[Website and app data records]
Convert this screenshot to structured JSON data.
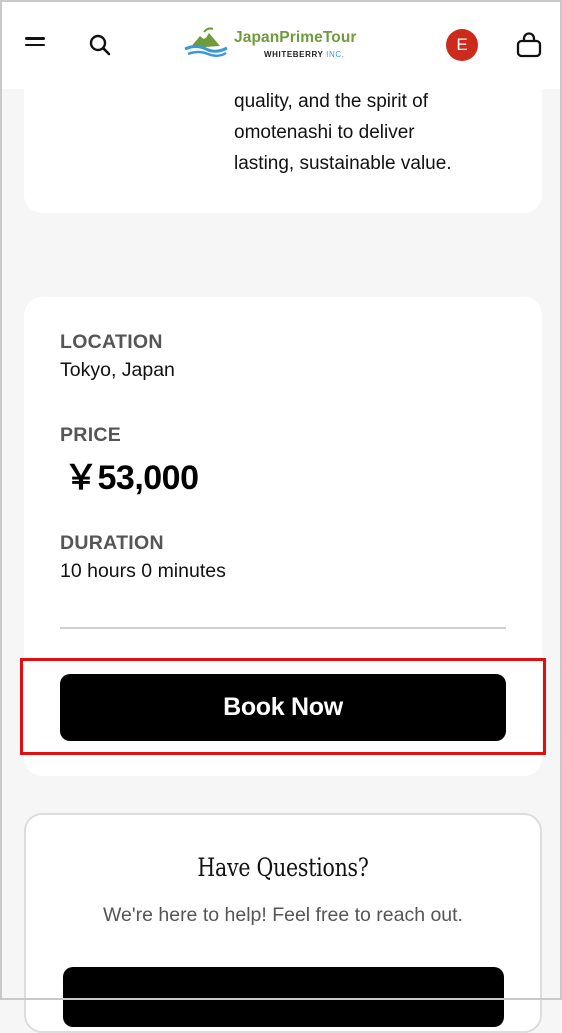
{
  "header": {
    "brand_name": "JapanPrimeTour",
    "brand_company": "WHITEBERRY",
    "brand_company_suffix": "INC.",
    "avatar_initial": "E",
    "icons": [
      "menu-icon",
      "search-icon",
      "shopping-bag-icon"
    ],
    "colors": {
      "brand_green": "#6f9b3c",
      "avatar_bg": "#cc2a1a"
    }
  },
  "intro_card": {
    "lines": [
      "quality, and the spirit of",
      "omotenashi to deliver",
      "lasting, sustainable value."
    ]
  },
  "details": {
    "location_label": "LOCATION",
    "location_value": "Tokyo, Japan",
    "price_label": "PRICE",
    "price_value": "￥53,000",
    "duration_label": "DURATION",
    "duration_value": "10 hours 0 minutes",
    "book_label": "Book Now"
  },
  "questions": {
    "title": "Have Questions?",
    "subtitle": "We're here to help! Feel free to reach out."
  }
}
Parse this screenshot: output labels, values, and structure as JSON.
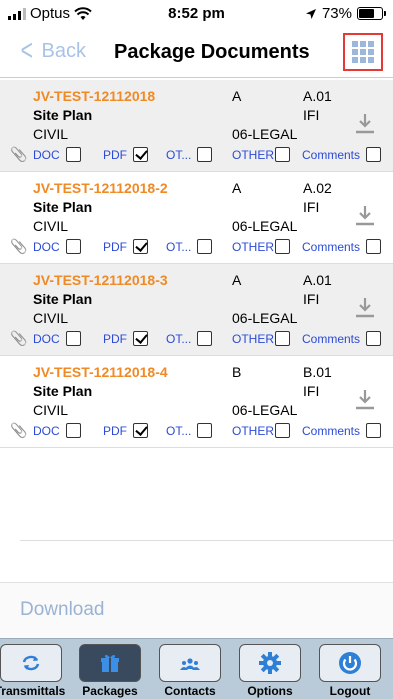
{
  "status_bar": {
    "carrier": "Optus",
    "time": "8:52 pm",
    "battery": "73%"
  },
  "nav": {
    "back_label": "Back",
    "title": "Package Documents"
  },
  "documents": [
    {
      "code": "JV-TEST-12112018",
      "title": "Site Plan",
      "discipline": "CIVIL",
      "revision": "A",
      "version": "A.01",
      "status": "IFI",
      "category": "06-LEGAL",
      "doc_label": "DOC",
      "pdf_label": "PDF",
      "ot_label": "OT...",
      "other_label": "OTHER",
      "comments_label": "Comments",
      "doc_checked": false,
      "pdf_checked": true,
      "ot_checked": false,
      "other_checked": false,
      "comments_checked": false
    },
    {
      "code": "JV-TEST-12112018-2",
      "title": "Site Plan",
      "discipline": "CIVIL",
      "revision": "A",
      "version": "A.02",
      "status": "IFI",
      "category": "06-LEGAL",
      "doc_label": "DOC",
      "pdf_label": "PDF",
      "ot_label": "OT...",
      "other_label": "OTHER",
      "comments_label": "Comments",
      "doc_checked": false,
      "pdf_checked": true,
      "ot_checked": false,
      "other_checked": false,
      "comments_checked": false
    },
    {
      "code": "JV-TEST-12112018-3",
      "title": "Site Plan",
      "discipline": "CIVIL",
      "revision": "A",
      "version": "A.01",
      "status": "IFI",
      "category": "06-LEGAL",
      "doc_label": "DOC",
      "pdf_label": "PDF",
      "ot_label": "OT...",
      "other_label": "OTHER",
      "comments_label": "Comments",
      "doc_checked": false,
      "pdf_checked": true,
      "ot_checked": false,
      "other_checked": false,
      "comments_checked": false
    },
    {
      "code": "JV-TEST-12112018-4",
      "title": "Site Plan",
      "discipline": "CIVIL",
      "revision": "B",
      "version": "B.01",
      "status": "IFI",
      "category": "06-LEGAL",
      "doc_label": "DOC",
      "pdf_label": "PDF",
      "ot_label": "OT...",
      "other_label": "OTHER",
      "comments_label": "Comments",
      "doc_checked": false,
      "pdf_checked": true,
      "ot_checked": false,
      "other_checked": false,
      "comments_checked": false
    }
  ],
  "download": {
    "label": "Download"
  },
  "tabs": [
    {
      "label": "Transmittals",
      "icon": "sync-icon"
    },
    {
      "label": "Packages",
      "icon": "gift-icon"
    },
    {
      "label": "Contacts",
      "icon": "people-icon"
    },
    {
      "label": "Options",
      "icon": "gear-icon"
    },
    {
      "label": "Logout",
      "icon": "power-icon"
    }
  ],
  "colors": {
    "accent": "#f08a24",
    "link": "#2b4bd6",
    "nav_tint": "#a8c3e6",
    "tabbar": "#b9cad9",
    "highlight": "#e53935"
  }
}
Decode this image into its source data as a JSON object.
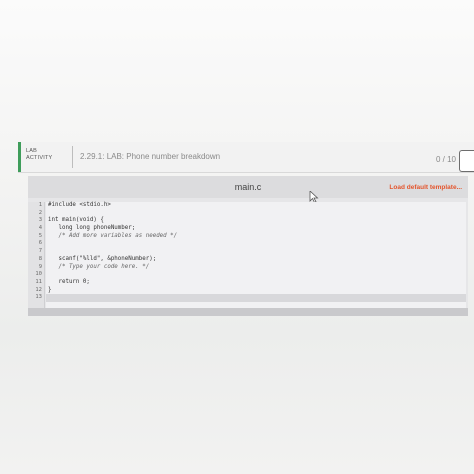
{
  "lab": {
    "tag_line1": "LAB",
    "tag_line2": "ACTIVITY",
    "title": "2.29.1: LAB: Phone number breakdown",
    "score": "0 / 10"
  },
  "editor": {
    "filename": "main.c",
    "load_default_label": "Load default template...",
    "line_numbers": [
      "1",
      "2",
      "3",
      "4",
      "5",
      "6",
      "7",
      "8",
      "9",
      "10",
      "11",
      "12",
      "13"
    ],
    "lines": [
      "#include <stdio.h>",
      "",
      "int main(void) {",
      "   long long phoneNumber;",
      "   /* Add more variables as needed */",
      "",
      "",
      "   scanf(\"%lld\", &phoneNumber);",
      "   /* Type your code here. */",
      "",
      "   return 0;",
      "}",
      ""
    ]
  },
  "colors": {
    "accent": "#3f9d5b",
    "link": "#e4552d"
  }
}
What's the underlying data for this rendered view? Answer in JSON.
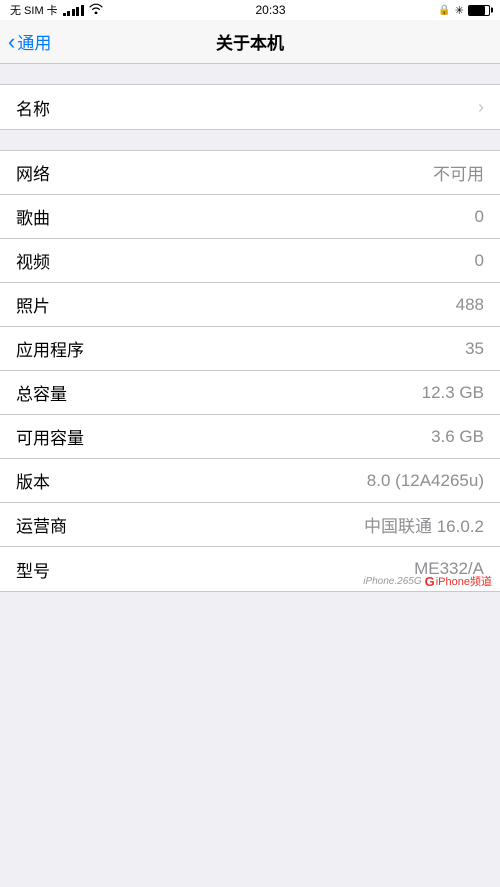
{
  "statusBar": {
    "carrier": "无 SIM 卡",
    "wifi": "WiFi",
    "time": "20:33",
    "lock": "🔒",
    "bluetooth": "✳",
    "battery": "80"
  },
  "navBar": {
    "backLabel": "通用",
    "title": "关于本机"
  },
  "rows": [
    {
      "label": "名称",
      "value": "",
      "hasChevron": true
    },
    {
      "label": "网络",
      "value": "不可用",
      "hasChevron": false
    },
    {
      "label": "歌曲",
      "value": "0",
      "hasChevron": false
    },
    {
      "label": "视频",
      "value": "0",
      "hasChevron": false
    },
    {
      "label": "照片",
      "value": "488",
      "hasChevron": false
    },
    {
      "label": "应用程序",
      "value": "35",
      "hasChevron": false
    },
    {
      "label": "总容量",
      "value": "12.3 GB",
      "hasChevron": false
    },
    {
      "label": "可用容量",
      "value": "3.6 GB",
      "hasChevron": false
    },
    {
      "label": "版本",
      "value": "8.0 (12A4265u)",
      "hasChevron": false
    },
    {
      "label": "运营商",
      "value": "中国联通 16.0.2",
      "hasChevron": false
    },
    {
      "label": "型号",
      "value": "ME332/A",
      "hasChevron": false
    }
  ],
  "watermark": {
    "site": "iPhone.265G",
    "brand": "G iPhone频道"
  }
}
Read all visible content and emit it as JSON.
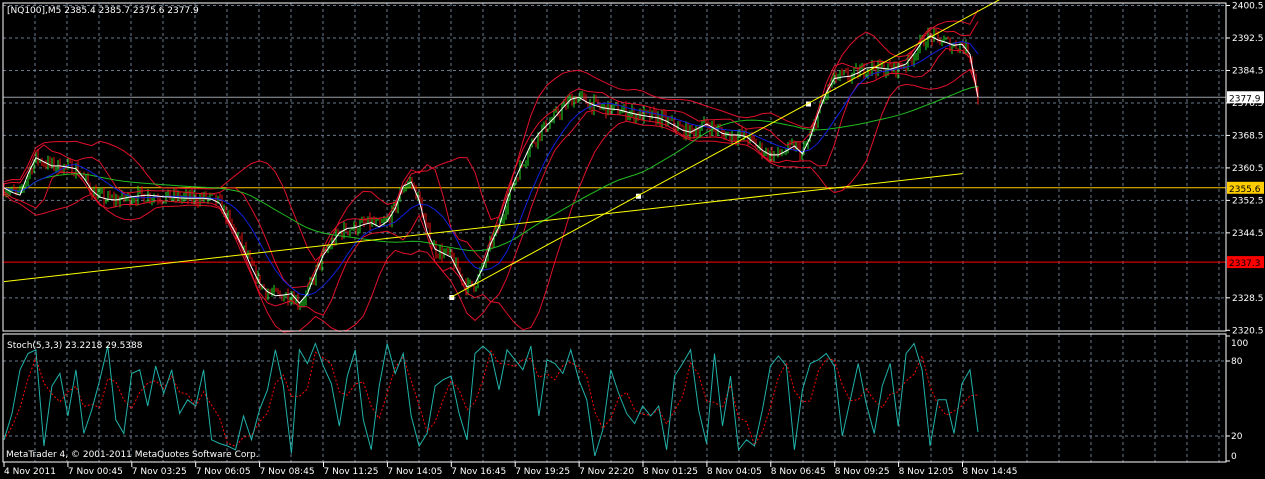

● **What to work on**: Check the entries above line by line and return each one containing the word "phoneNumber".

● **Solution**:
      "   long long phoneNumber;",
      "   scanf(\"%lld\", &phoneNumber);",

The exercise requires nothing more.